Centre for Ageing Better
5 Nov 2019
A 2015 study by the Strategic Society Centre found that 80% of older homeowners wished to stay where they are.
What do people want from their housing as they age? Perhaps unsurprisingly, most people want to stay within their home environment for as long as possible. A 2015 study by the Strategic Society Centre found that 80% of older homeowners wished to stay where they are. In our major report with Ipsos MORI – Later Life in 2015 - we found that having strong social connections help some people to overcome disadvantages such as poor health or a lack of financial security.
We also found that people felt maintaining strong local social networks depended, in part, on how long they had lived in their local area. Many had been in their home for a number of years so had strong networks and were, understandably, reluctant to move out of their home, which were full of memories and often the place where they had raised their family.
However, current UK housing stock is generally not well suited for people as they age. And the implications of this are costly – the 2015 Building Research Establishment (BRE) report, ‘The cost of poor housing to the NHS’, found that the impact of poor housing on health is similar to that of smoking or alcohol. Evidence from Foundations, the national body for home improvement agencies, found that adapting your home can delay a move into residential care by four years. While this is a huge cost saving, more importantly, it is allowing people the opportunity to remain in their homes and connected to their communities.
The Disabled Facilities Grant (DFG) was first introduced 25 years ago as a Government initiative to fund home adaptions. The aim of the DFG was to reduce the risk of people being admitted to hospital but also to improve wellbeing and enable people, and their carers, to live independently and in their own homes for longer. The last spending review announced an increase in DFG funding and a transfer to a pooled Better Care Fund (BCF) – these changes bring new opportunities to spend this money wisely, and on those with greatest need.
Ageing Better are keen to ensure that more people can enjoy later life staying in the communities and homes they know and love. We want to understand how spending money on home adaptations can bring benefits not just in terms of reduced costs (to health care and residential care) but also how they can improve the quality and experience of ageing for people.

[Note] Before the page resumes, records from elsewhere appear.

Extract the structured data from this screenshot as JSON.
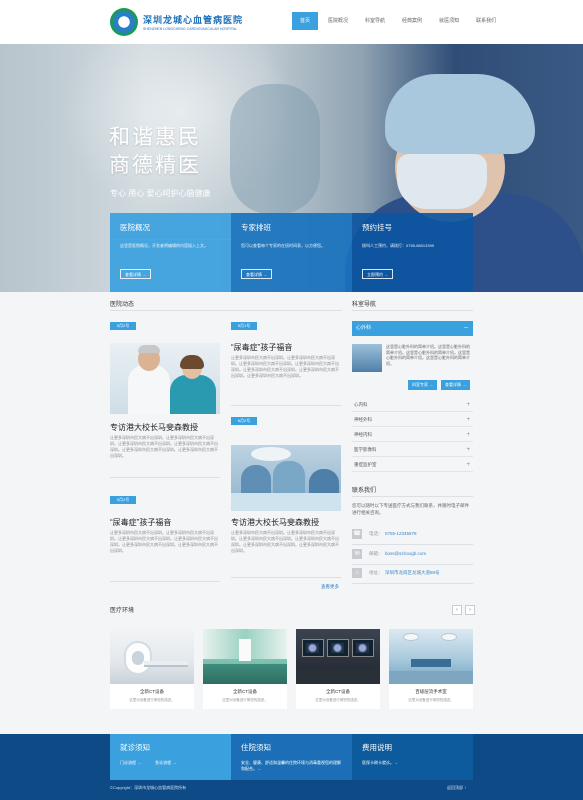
{
  "header": {
    "logo_cn": "深圳龙城心血管病医院",
    "logo_en": "SHENZHEN LONGCHENG CARDIOVASCULAR HOSPITAL",
    "nav": [
      "首页",
      "医院概况",
      "科室导航",
      "经典案例",
      "就医须知",
      "联系我们"
    ]
  },
  "hero": {
    "title_line1": "和谐惠民",
    "title_line2": "商德精医",
    "subtitle": "专心 用心 爱心呵护心脑健康",
    "cards": [
      {
        "title": "医院概况",
        "desc": "这里是医院概况，开发者将编辑的内容插入上文。",
        "button": "查看详情 →"
      },
      {
        "title": "专家排班",
        "desc": "您可以查看每个专家的在班时间表，以方便您。",
        "button": "查看详情 →"
      },
      {
        "title": "预约挂号",
        "desc": "拨叫人工预约，请拨打：0755-86913399",
        "button": "立即预约 →"
      }
    ]
  },
  "news": {
    "section_title": "医院动态",
    "more": "查看更多",
    "items": [
      {
        "date": "5月2号",
        "title": "专访港大校长马斐森教授",
        "body": "让更多深圳市民大病不出深圳。让更多深圳市民大病不出深圳。让更多深圳市民大病不出深圳。让更多深圳市民大病不出深圳。让更多深圳市民大病不出深圳。让更多深圳市民大病不出深圳。"
      },
      {
        "date": "5月1号",
        "title": "“尿毒症”孩子福音",
        "body": "让更多深圳市民大病不出深圳。让更多深圳市民大病不出深圳。让更多深圳市民大病不出深圳。让更多深圳市民大病不出深圳。让更多深圳市民大病不出深圳。让更多深圳市民大病不出深圳。让更多深圳市民大病不出深圳。"
      },
      {
        "date": "5月2号",
        "title": "“尿毒症”孩子福音",
        "body": "让更多深圳市民大病不出深圳。让更多深圳市民大病不出深圳。让更多深圳市民大病不出深圳。让更多深圳市民大病不出深圳。让更多深圳市民大病不出深圳。让更多深圳市民大病不出深圳。"
      },
      {
        "date": "6月2号",
        "title": "专访港大校长马斐森教授",
        "body": "让更多深圳市民大病不出深圳。让更多深圳市民大病不出深圳。让更多深圳市民大病不出深圳。让更多深圳市民大病不出深圳。让更多深圳市民大病不出深圳。让更多深圳市民大病不出深圳。"
      }
    ]
  },
  "departments": {
    "section_title": "科室导航",
    "active": "心外科",
    "active_desc": "这里是心脏外科的简单介绍。这里是心脏外科的简单介绍。这里是心脏外科的简单介绍。这里是心脏外科的简单介绍。这里是心脏外科的简单介绍。",
    "btn_expert": "科室专家 →",
    "btn_detail": "查看详情 →",
    "list": [
      "心内科",
      "神经外科",
      "神经内科",
      "医学影像科",
      "重症监护室"
    ]
  },
  "contact": {
    "section_title": "联系我们",
    "intro": "您可以随时以下专送医疗方式与我们联系，并随时电子邮件进行相关咨询。",
    "phone_label": "电话：",
    "phone": "0755-12345678",
    "email_label": "邮箱：",
    "email": "boss@szlcxxgb.com",
    "address_label": "地址：",
    "address": "深圳市龙岗区龙城大道88号"
  },
  "environment": {
    "section_title": "医疗环境",
    "prev": "‹",
    "next": "›",
    "items": [
      {
        "title": "全新CT设备",
        "desc": "这里对设备进行简短的描述。"
      },
      {
        "title": "全新CT设备",
        "desc": "这里对设备进行简短的描述。"
      },
      {
        "title": "全新CT设备",
        "desc": "这里对设备进行简短的描述。"
      },
      {
        "title": "百级层流手术室",
        "desc": "这里对设备进行简短的描述。"
      }
    ]
  },
  "footer": {
    "cols": [
      {
        "title": "就诊须知",
        "links": [
          "门诊流程 →",
          "急诊流程 →"
        ]
      },
      {
        "title": "住院须知",
        "text": "安全、健康、舒适和温馨的住院环境与消毒重视您的理解和配合。→"
      },
      {
        "title": "费用说明",
        "text": "医保卡刷卡就诊。→"
      }
    ],
    "copyright": "©Copyright：深圳市龙城心血管病医院所有",
    "back_top": "返回顶部 ↑"
  },
  "colors": {
    "accent": "#3ba0de",
    "mid_blue": "#1872bd",
    "dark_blue": "#0d5a9d",
    "footer": "#0d4a86"
  }
}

Does adapting your home add quality to years?
We recently held a roundtable where we invited experts from across the housing sector – including academics, developers, architects, improvement agencies, occupational therapists, public, private and charity sectors – to help us better understand what people need and want to allow them to stay in their homes.
This energising event covered a wide range of issues, but one area was frequently mentioned. There are a growing number of self-funders, with the majority of people able to fund their own home adaptations. This group of people have a bit of money to spend on changes to their home, or can release housing equity to do so, but where are they going for impartial advice and information on what to spend it on? They need access to good and reliable independent information, and also more desirable products, which are attractive and meet lifetime standards.

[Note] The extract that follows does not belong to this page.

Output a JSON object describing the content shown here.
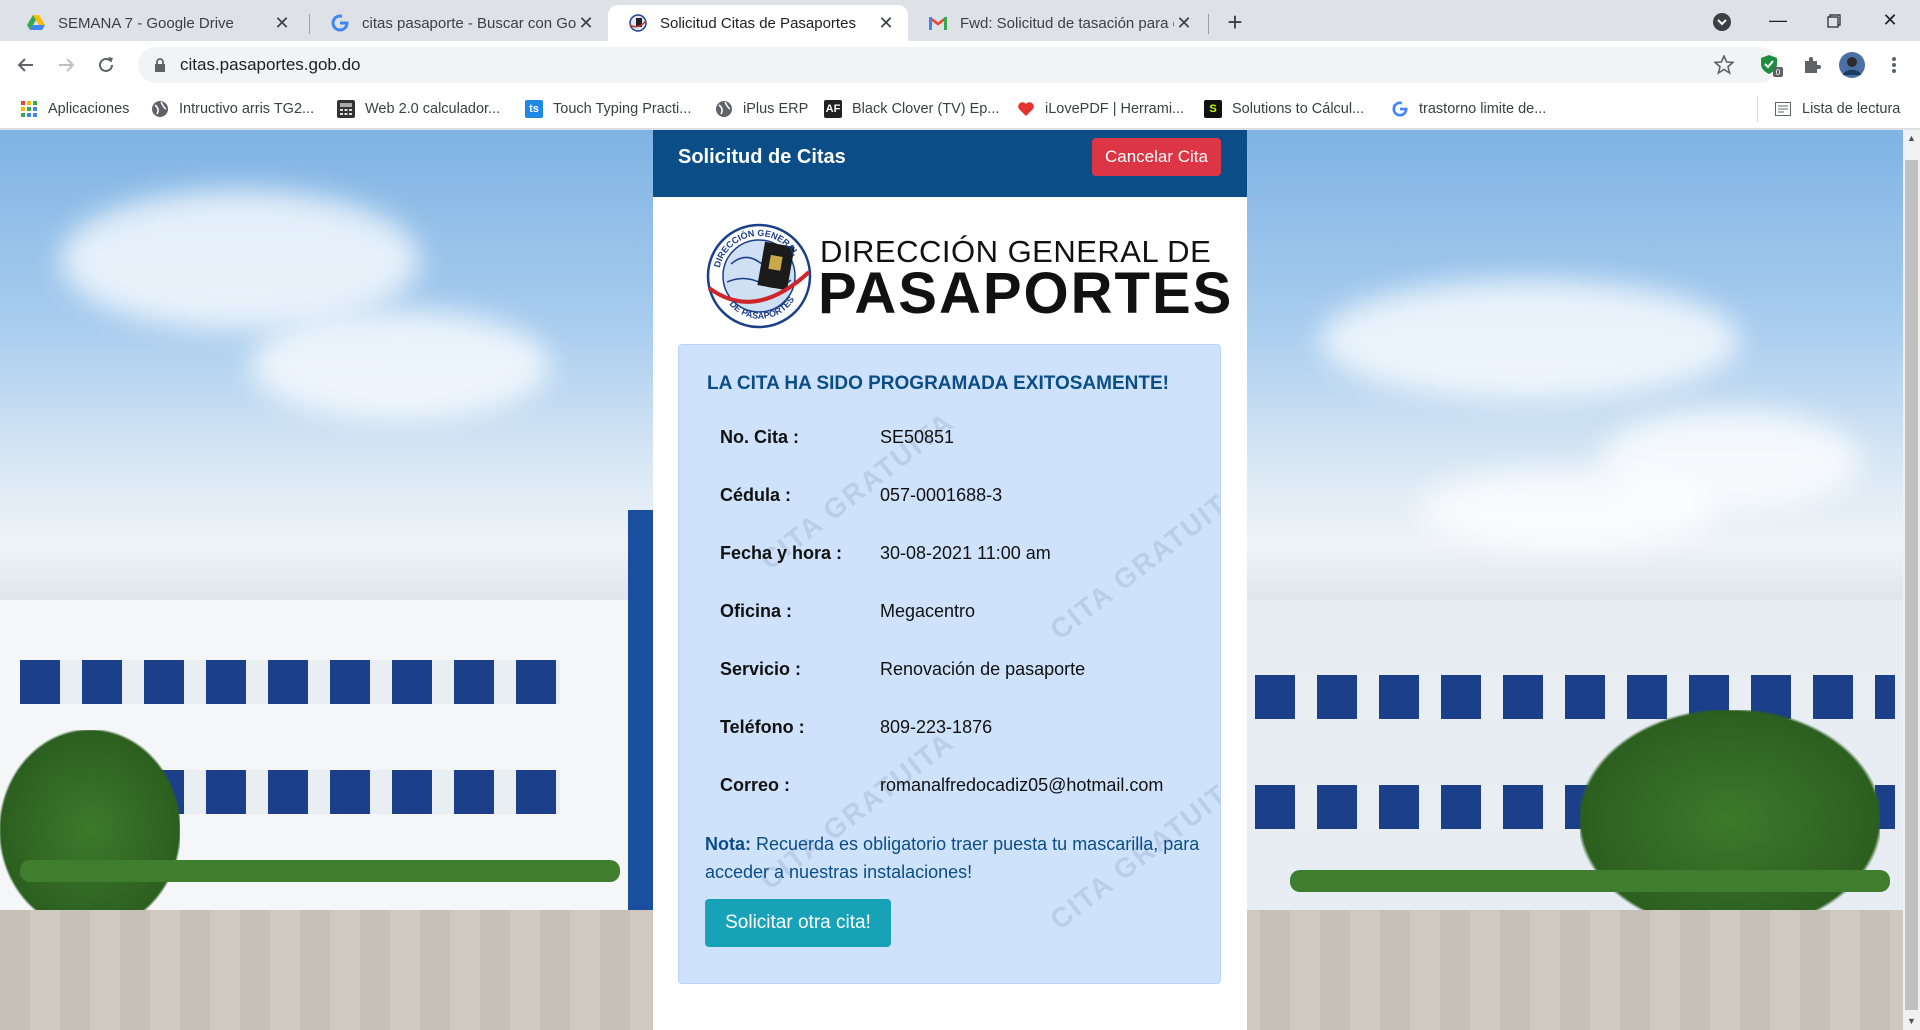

Home adaptations are often associated with frailty and decline; we need to instead look at how these products can become an attractive and desired feature from a consumer perspective. People spend a huge amount of time and money making their house and interior a reflection on themselves and their lives, and any adaptations should fit within those homes as part of the environment.
We often underestimate the importance of the place in which we live and the possible changes that environment might need through the different stages of later life, and how small changes can make a huge difference to allowing people to live in the comfort of their own homes. We are at the start of a changing world where people will not only want to, but have to remain in their own homes for as long as possible – residential care will increasingly not be a feasible or favoured choice for most. Where we live makes a huge difference to our quality of life. By building and sharing evidence, and supporting people in accessing and understanding what options are available, later life can be spent in an environment chosen and designed by the person, ensuring more of us are in control and ageing well in place.